▶ **What you will do**
Which lines in the records below include the word "Września"? Report each of them in full.

[Records provided — start]

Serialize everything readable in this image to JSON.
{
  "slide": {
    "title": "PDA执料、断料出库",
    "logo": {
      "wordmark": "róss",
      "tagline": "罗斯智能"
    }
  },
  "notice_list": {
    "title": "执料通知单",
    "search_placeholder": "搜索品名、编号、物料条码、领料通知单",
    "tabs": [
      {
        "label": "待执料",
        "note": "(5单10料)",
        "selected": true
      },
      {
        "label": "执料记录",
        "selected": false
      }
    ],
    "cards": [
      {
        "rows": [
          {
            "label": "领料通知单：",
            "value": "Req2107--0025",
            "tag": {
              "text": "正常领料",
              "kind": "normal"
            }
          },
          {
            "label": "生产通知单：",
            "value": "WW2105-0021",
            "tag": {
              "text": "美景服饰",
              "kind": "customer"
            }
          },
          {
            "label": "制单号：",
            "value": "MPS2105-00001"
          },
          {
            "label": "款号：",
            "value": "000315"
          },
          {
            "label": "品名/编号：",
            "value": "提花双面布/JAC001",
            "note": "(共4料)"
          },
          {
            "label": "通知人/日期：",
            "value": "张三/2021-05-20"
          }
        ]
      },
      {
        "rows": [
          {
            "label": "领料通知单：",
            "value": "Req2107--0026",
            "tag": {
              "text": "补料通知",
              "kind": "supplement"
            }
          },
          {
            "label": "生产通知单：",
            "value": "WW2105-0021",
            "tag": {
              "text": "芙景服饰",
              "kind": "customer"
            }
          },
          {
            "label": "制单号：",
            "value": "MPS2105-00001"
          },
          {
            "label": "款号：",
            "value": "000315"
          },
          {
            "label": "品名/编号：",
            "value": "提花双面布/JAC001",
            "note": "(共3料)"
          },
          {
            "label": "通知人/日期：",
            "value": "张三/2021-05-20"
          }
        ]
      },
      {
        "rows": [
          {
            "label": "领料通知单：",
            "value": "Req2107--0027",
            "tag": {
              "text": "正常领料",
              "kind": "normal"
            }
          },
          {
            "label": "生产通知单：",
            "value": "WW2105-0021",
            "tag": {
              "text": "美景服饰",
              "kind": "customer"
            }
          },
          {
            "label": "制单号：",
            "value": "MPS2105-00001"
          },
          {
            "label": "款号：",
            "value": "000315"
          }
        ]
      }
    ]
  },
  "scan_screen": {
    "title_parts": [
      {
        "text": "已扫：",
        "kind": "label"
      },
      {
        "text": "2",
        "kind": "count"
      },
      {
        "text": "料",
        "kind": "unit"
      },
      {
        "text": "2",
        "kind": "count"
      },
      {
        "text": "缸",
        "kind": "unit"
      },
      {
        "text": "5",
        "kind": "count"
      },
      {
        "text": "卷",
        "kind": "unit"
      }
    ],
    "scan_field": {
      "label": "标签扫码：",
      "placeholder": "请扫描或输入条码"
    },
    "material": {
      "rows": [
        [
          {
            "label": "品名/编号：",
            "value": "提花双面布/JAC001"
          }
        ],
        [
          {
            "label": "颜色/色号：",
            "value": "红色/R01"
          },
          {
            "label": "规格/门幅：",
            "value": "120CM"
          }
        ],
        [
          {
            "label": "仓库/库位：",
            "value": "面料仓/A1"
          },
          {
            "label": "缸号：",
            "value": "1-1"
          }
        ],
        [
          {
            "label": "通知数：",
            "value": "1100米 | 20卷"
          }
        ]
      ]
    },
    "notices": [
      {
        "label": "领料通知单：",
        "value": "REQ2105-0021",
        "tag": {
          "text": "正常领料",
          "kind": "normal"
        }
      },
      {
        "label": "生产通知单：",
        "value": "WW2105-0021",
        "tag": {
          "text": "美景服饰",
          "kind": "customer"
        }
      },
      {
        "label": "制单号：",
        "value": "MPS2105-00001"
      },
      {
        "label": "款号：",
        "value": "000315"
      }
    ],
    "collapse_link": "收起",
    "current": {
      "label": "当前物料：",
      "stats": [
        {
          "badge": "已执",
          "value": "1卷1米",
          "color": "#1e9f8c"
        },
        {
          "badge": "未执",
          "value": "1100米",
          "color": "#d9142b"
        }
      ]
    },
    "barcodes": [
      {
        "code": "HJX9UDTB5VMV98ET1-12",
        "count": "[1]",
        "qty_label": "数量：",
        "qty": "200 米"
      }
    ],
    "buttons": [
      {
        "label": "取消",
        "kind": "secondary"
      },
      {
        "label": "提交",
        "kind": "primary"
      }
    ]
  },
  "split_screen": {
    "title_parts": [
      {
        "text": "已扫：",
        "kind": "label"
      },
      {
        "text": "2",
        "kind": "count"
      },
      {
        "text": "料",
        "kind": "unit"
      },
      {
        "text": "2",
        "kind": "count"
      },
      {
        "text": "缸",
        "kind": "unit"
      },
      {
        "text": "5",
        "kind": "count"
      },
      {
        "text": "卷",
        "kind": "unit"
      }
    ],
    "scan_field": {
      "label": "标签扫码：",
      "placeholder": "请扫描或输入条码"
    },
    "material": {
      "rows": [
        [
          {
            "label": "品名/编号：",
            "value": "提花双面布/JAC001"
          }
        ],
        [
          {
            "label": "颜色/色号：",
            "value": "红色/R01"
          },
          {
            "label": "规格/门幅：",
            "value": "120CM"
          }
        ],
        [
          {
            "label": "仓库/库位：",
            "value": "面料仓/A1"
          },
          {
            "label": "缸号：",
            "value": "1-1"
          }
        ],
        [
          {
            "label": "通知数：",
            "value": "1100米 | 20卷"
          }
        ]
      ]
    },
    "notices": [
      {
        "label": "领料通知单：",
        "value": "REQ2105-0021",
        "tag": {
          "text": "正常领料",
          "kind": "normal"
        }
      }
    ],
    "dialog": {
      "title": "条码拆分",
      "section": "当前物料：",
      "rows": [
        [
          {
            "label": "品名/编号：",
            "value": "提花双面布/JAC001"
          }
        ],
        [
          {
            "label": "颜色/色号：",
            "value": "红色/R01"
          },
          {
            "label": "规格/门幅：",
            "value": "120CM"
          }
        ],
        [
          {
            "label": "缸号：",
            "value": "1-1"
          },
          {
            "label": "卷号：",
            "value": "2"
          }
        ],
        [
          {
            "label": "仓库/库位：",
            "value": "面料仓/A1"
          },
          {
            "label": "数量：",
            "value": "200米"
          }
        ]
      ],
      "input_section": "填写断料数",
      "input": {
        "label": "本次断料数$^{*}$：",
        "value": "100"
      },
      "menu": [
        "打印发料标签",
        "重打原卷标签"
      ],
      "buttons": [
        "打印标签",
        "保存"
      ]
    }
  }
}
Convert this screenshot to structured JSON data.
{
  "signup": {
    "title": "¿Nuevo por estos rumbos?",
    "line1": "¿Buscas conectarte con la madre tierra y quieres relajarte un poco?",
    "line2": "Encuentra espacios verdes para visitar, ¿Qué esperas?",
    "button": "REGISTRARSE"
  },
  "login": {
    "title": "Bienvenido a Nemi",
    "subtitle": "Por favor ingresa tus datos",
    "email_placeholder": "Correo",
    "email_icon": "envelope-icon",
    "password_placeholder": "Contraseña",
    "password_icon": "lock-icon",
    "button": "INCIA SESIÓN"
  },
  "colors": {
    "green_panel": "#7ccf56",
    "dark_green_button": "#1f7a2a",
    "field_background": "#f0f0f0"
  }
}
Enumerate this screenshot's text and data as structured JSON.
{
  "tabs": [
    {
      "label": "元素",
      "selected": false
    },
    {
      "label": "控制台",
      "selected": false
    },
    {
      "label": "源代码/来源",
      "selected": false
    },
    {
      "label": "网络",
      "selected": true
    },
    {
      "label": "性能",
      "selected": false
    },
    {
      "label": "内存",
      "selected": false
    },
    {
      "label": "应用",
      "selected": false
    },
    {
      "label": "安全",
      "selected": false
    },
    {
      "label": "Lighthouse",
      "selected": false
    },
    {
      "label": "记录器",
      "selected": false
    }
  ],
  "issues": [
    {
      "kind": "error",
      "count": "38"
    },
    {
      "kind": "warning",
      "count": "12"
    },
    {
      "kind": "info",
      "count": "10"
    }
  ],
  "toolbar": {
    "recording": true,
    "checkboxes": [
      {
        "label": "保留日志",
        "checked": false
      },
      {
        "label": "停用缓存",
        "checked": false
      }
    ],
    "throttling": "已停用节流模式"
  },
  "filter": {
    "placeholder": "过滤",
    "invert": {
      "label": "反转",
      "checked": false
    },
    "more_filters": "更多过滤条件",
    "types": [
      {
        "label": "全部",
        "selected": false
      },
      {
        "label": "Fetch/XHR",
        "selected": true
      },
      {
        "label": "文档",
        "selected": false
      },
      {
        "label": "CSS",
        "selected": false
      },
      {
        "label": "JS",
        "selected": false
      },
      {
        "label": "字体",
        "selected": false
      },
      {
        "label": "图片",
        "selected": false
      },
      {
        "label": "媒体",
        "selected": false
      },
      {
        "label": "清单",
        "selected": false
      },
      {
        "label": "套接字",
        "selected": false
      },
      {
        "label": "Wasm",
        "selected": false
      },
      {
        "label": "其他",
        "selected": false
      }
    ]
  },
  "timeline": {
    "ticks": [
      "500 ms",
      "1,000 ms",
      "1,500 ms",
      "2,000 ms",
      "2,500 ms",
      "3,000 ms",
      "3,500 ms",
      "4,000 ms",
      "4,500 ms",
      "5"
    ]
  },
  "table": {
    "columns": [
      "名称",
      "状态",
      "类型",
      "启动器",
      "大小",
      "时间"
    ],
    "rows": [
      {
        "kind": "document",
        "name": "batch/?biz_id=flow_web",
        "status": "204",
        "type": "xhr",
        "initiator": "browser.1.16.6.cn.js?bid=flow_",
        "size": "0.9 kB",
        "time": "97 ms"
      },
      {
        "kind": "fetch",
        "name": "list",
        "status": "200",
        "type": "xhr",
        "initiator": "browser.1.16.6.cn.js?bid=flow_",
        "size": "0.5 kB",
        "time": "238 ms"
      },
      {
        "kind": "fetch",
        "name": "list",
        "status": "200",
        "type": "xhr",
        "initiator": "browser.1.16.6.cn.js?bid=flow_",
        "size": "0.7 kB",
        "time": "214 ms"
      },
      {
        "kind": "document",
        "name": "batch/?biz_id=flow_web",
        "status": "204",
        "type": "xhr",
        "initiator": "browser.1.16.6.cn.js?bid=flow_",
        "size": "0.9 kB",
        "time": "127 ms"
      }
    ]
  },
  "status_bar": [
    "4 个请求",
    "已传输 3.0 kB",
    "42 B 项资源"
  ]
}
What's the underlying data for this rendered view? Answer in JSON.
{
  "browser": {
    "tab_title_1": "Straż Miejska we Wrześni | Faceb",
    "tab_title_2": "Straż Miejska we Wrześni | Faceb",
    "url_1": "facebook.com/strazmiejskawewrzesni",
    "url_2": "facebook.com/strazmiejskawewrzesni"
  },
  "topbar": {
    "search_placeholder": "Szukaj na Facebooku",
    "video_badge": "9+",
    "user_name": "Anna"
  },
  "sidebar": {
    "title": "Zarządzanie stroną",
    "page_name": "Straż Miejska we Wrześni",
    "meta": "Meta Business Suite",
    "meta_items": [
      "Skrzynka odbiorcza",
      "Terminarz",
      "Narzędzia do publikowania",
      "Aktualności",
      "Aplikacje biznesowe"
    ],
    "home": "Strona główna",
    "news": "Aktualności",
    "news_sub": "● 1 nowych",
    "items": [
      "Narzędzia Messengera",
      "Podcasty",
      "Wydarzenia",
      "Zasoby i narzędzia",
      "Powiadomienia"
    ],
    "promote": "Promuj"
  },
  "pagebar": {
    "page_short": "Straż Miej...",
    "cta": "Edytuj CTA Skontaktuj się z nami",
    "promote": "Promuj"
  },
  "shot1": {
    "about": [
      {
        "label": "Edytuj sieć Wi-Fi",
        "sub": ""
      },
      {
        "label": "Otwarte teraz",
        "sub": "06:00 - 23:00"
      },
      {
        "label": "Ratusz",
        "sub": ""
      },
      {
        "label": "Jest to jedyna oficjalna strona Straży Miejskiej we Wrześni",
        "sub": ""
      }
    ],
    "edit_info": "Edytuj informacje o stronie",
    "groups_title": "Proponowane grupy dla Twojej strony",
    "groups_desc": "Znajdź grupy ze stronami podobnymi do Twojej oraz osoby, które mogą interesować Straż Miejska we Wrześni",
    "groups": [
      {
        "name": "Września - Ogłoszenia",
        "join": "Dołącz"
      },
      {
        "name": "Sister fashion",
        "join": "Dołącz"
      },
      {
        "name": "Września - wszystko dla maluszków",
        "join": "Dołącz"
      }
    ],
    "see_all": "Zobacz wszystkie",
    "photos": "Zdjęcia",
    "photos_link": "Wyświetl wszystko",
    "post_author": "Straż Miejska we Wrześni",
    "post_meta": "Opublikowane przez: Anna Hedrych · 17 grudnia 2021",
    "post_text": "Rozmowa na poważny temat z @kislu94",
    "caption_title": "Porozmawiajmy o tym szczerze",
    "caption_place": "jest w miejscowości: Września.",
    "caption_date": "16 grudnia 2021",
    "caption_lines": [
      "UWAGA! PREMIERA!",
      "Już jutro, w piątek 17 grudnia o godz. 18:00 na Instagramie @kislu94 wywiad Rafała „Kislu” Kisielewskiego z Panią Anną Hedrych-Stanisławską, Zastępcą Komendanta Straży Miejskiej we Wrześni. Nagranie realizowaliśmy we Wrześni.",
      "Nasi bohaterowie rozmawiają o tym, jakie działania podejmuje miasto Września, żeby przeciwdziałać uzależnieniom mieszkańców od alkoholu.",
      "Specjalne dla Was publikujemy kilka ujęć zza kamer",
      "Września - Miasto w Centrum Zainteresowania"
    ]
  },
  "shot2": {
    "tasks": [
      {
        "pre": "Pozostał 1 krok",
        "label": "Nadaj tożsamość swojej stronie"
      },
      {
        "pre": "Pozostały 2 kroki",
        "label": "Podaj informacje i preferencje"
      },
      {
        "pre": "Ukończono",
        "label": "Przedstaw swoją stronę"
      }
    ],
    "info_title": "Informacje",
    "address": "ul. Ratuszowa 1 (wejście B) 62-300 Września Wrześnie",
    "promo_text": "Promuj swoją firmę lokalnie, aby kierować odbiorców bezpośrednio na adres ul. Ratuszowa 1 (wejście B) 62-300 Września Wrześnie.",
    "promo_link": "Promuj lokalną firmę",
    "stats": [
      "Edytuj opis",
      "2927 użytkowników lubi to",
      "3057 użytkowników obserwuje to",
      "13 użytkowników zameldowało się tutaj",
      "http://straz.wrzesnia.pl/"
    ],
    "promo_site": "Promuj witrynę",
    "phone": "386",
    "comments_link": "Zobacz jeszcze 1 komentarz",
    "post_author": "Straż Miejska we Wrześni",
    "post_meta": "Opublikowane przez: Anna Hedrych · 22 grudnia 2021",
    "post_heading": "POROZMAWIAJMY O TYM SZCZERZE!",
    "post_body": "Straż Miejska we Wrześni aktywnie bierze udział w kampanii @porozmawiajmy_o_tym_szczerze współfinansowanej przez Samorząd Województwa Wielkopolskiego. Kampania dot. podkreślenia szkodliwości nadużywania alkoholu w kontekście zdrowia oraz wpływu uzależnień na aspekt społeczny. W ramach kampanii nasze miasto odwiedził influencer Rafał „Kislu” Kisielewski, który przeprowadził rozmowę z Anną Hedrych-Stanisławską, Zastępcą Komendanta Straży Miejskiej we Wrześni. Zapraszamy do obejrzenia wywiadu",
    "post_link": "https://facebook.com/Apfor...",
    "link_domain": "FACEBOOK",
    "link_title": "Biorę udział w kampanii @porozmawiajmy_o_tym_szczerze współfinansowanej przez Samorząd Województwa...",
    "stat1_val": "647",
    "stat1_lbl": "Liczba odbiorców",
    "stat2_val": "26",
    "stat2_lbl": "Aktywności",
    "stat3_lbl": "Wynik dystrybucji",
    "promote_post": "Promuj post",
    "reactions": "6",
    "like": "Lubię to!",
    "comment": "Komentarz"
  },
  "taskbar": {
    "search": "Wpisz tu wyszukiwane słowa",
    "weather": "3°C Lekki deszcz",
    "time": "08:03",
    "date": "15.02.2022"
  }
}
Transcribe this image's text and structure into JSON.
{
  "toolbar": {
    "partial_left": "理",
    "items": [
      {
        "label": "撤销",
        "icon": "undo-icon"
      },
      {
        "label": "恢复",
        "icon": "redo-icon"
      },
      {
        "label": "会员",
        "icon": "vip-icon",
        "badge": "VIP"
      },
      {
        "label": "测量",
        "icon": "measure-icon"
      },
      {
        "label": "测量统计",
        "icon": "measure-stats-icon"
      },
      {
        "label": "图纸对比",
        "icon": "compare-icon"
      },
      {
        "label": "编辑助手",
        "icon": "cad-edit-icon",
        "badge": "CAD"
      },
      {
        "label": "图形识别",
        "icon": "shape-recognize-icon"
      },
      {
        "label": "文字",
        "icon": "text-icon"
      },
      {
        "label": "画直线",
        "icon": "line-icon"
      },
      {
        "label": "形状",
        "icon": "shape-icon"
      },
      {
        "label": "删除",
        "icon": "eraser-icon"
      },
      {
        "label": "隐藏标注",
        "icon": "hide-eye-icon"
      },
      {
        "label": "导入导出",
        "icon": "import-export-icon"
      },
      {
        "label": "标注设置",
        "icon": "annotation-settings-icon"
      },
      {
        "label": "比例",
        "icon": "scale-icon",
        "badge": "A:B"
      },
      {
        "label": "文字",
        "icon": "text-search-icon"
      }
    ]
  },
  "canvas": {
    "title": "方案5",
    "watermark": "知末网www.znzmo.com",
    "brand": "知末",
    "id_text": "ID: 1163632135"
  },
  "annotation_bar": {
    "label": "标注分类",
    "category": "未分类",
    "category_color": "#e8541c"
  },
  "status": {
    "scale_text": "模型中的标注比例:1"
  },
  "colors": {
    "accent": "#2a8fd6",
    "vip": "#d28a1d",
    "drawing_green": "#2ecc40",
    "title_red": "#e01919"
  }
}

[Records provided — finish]

▶ **Answer to the problem**
        "name": "Września - Ogłoszenia",
        "name": "Września - wszystko dla maluszków",
    "caption_place": "jest w miejscowości: Września.",
      "Nasi bohaterowie rozmawiają o tym, jakie działania podejmuje miasto Września, żeby przeciwdziałać uzależnieniom mieszkańców od alkoholu.",
      "Września - Miasto w Centrum Zainteresowania"
    "address": "ul. Ratuszowa 1 (wejście B) 62-300 Września Wrześnie",
    "promo_text": "Promuj swoją firmę lokalnie, aby kierować odbiorców bezpośrednio na adres ul. Ratuszowa 1 (wejście B) 62-300 Września Wrześnie.",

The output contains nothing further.